As with many of Ottolenghi’s recipes, the title doesn’t tend to give much away about the structure of the dish. ‘Squash with burnt aubergine and pomegranate molasses’, taken from his first and eponymous cookbook, is actually a plate of roasted squash, scattered with a medley of seeds and accompanied by possibly the best sauce ever: one made of burnt aubergines and pomegranate molasses. It is fairly similar to a baba ghanoush in the sense that it contains aubergines charred over an open flame (to give them a smoky flavour when you aren’t in possession of a smoker), lemon juice, olive oil and garlic. The omission of tahini and addition of pomegranate molasses is where the difference lies, making it less nutty and far sweeter than the traditional middle-eastern dip.
On Easter Sunday, drizzled over the seed-encrusted squash, this sauce was excellent, but what really impressed me was its ability to bring the leftovers to life. Pulling all of the clingfilmed bowls and tupperware from the fridge to cobble together a meal of leftovers can often be a bit uninspiring, but the addition of something fresh can perk it up a bit (my personal lifesaving ingredients are hot sauce, fresh bread or a poached egg) and a bowl of the burnt aubergine with pomegranate molasses did just that. On Monday I found myself with some cold lamb shoulder, a few spoonfuls of cous cous and some squash wedges which, with a bag of salad leaves and the seeds of half a pomegranate, made a fairly respectable lunch. What made it brilliant was covering it with huge blobs of the burnt aubergine sauce, dropped from a height with a spoon.

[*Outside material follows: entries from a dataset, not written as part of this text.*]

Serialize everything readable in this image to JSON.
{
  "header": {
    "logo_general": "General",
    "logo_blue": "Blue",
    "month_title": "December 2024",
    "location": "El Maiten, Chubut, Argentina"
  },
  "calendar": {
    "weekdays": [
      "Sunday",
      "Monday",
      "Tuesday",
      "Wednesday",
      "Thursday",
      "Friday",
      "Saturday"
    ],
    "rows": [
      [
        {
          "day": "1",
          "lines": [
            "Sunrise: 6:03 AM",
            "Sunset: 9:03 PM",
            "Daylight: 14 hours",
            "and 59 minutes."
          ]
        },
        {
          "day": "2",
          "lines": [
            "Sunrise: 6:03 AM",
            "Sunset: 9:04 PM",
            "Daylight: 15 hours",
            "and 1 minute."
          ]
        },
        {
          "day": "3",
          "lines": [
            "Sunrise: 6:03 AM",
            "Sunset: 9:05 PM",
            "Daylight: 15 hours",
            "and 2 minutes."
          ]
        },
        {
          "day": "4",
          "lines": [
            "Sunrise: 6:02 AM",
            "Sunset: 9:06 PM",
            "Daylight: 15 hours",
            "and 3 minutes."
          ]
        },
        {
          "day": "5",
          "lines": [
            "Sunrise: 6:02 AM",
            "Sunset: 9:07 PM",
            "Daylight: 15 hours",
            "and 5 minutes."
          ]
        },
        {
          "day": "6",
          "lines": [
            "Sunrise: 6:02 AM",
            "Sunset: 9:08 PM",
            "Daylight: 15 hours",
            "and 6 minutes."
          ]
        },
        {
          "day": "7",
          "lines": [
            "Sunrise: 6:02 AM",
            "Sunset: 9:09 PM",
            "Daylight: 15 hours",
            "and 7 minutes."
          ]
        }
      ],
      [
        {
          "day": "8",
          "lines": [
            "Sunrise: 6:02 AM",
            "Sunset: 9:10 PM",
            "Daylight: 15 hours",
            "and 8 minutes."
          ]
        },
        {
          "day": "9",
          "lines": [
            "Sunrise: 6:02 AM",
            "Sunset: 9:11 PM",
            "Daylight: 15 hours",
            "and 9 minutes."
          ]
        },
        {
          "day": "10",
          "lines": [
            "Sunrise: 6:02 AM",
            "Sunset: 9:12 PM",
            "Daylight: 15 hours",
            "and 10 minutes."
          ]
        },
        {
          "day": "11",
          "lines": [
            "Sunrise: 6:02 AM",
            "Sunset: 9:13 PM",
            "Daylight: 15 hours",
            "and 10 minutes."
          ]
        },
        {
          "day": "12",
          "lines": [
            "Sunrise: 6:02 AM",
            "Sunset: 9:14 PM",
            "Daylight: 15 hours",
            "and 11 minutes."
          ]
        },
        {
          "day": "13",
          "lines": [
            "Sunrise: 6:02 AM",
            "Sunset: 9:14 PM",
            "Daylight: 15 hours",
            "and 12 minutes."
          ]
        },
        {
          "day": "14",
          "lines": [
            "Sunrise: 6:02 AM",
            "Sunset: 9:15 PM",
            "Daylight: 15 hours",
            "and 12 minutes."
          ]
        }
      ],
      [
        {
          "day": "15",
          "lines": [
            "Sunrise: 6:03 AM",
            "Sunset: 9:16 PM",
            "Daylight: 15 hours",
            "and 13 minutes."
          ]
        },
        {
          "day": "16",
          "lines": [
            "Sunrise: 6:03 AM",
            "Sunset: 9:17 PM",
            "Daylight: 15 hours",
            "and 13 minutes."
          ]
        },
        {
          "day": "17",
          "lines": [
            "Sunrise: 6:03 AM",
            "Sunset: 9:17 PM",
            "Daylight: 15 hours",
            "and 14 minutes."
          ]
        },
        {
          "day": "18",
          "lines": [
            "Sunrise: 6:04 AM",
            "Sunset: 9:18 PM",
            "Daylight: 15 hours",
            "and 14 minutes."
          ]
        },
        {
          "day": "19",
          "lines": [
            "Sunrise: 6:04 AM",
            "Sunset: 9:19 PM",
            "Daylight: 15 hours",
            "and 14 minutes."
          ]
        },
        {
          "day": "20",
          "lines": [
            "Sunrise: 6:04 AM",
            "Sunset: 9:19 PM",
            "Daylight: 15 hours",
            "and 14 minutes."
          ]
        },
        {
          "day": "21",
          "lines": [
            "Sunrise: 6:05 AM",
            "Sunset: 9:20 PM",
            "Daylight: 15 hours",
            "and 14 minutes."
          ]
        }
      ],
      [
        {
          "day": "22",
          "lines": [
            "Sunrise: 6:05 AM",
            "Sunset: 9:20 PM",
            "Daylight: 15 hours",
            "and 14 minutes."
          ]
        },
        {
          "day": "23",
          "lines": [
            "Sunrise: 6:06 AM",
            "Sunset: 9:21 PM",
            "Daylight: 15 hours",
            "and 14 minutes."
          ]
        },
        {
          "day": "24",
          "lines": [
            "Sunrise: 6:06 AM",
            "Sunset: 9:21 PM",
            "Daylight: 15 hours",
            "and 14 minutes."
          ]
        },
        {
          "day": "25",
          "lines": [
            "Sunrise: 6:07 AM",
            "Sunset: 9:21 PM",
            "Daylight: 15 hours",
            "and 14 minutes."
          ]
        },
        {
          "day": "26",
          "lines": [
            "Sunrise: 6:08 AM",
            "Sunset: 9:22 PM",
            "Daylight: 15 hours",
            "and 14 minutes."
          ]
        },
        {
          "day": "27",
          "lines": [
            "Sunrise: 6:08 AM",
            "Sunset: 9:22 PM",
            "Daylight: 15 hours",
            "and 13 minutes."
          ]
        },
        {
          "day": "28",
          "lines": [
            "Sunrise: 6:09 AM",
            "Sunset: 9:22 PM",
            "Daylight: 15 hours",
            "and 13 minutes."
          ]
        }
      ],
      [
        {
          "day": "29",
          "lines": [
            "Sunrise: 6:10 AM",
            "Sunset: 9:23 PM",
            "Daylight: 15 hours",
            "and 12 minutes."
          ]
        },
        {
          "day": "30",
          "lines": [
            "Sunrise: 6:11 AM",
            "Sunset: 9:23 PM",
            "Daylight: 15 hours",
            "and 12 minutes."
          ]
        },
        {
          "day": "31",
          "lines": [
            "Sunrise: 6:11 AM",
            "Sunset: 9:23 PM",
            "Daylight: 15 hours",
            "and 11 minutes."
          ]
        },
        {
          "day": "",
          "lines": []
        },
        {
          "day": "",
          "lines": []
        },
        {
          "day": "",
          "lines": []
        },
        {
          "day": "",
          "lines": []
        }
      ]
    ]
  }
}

I think there are few that would not agree with Ottolenghi’s ability to combine some of the most beautiful middle-eastern flavours to create dishes that home cooks can replicate. Food from this region has been growing in popularity for some time and ingredients are becoming more widely available. I am lucky to have the excellent Persepolis in my neighbourhood, which sells a huge range of gems from the middle east, but I am also reliably informed that you can pick up items such as pomegranate molasses in Sainsbury’s and Waitrose. Lamb with aubergine is not a new partnership, but it is a good one, and one that I keep coming back to in a multitude of ways. Previously, any lamb that didn’t make its way on to the Sunday lunch plates would find itself in a shepherd’s pie; I think now it will find itself covered in a slater of this smoky, sweet, garlicky aubergine sauce.
Burnt Aubergine and Pomegranate Molasses
- 1 medium aubergine
- 150g natural yoghurt
- 2 tbsp olive oil
- 1½ tbsp pomegranate molasses
- 3 tbsp lemon juice
- 1 tbsp flat-leaft parsley, finely chopped
- Salt and pepper
Roast the aubergine over an open flame on the hob for around 10-15 minutes until the it softens and the skin becomes black and charred. I usually place the aubergine directly on the flame and then use tongs to turn it every couple of minutes. Once cooked, set aside to cool for a couple of minutes.
Once cool enough to handle, scoop out the cooked flesh of the aubergine and roughly chop it. Leave to drain in a colander for a few minutes and then transfer to a medium bowl.
Mix the aubergine with the other ingredients and serve.
From Ottolenghi’s ‘Ottolenghi’.